“This is now bone of my bones, and flesh of my flesh: she shall be called Woman, because she was taken out of Man.”

(Notice also the visual allusion to “thorns and thistles.”)

Well, Adam, you have a new world here.

February 22, 2010
In the interest of redeeming my reputation after that rather pathetic five-letter ambigram I just posted, here’s something that took a little more skill.

In the creation drama acted out in the Mormon temple ceremony, Adam begins his career as Michael, a semi-divine being who works together with Jehovah to create the earth, and on the sixth day Michael’s spirit is put into the body of Adam. Adam is put to sleep for a bit of rib surgery as in Genesis, and when he wakes up he has forgotten everything. He seems not even to know where Eve came from and may even think she is his mother; unlike the biblical Adam who calls her “Woman, because she was taken out of Man,” the Michael/Adam of the temple ceremony immediately calls her by her postlapsarian title “Eve, the mother of all living.”

Shortly after Adam and Eve have been introduced into the Garden of Eden and the Gods have departed, Lucifer shows up. He approaches the now-clueless co-creator of the world and says:

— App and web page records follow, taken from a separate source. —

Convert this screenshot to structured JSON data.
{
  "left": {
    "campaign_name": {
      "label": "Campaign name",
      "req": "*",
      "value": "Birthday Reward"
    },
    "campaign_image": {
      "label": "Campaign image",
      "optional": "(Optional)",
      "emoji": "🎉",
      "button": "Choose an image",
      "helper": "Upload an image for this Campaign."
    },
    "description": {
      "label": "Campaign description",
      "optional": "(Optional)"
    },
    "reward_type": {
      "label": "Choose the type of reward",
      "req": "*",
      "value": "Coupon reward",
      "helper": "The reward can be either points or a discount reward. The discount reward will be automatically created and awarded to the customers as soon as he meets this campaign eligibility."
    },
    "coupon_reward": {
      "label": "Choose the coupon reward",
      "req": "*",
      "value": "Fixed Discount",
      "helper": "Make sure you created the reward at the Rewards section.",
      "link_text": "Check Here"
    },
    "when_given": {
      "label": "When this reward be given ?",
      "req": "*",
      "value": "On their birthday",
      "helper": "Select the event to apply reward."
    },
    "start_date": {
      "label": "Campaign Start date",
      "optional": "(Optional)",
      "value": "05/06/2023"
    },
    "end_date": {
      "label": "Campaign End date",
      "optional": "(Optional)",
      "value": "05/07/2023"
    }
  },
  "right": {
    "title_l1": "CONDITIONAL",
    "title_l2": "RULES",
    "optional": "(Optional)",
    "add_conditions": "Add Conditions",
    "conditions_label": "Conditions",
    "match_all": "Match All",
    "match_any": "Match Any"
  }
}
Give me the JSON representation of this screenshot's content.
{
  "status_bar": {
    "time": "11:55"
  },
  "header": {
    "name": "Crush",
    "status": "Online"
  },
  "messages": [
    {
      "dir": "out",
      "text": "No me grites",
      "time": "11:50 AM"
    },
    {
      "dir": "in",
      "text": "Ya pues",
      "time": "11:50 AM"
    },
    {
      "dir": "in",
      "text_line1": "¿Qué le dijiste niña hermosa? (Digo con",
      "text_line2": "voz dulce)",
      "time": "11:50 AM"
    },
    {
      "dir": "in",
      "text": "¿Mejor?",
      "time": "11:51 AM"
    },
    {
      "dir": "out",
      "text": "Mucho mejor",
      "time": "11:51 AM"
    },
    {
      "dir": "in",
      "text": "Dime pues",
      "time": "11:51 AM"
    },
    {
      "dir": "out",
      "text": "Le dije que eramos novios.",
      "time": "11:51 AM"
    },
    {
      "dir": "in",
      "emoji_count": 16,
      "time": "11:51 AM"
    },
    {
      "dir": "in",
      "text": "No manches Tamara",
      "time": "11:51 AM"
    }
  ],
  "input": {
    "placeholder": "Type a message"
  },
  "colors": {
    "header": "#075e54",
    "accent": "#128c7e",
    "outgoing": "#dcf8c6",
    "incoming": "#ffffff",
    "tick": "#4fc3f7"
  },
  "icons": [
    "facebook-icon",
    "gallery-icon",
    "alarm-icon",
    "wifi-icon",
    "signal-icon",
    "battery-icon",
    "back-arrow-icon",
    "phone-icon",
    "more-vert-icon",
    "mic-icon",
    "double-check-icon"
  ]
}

Adam of course has no idea what he is talking about. I’ve always found it an evocative idea: You create a world to live in and quickly forget that you were the one who created it or that you ever lived anywhere else. It makes a good metaphor for various circumstances I sometimes find myself in, and when I find myself in such circumstances that line from the temple always comes to mind: “Well, Adam, you have a new world here.”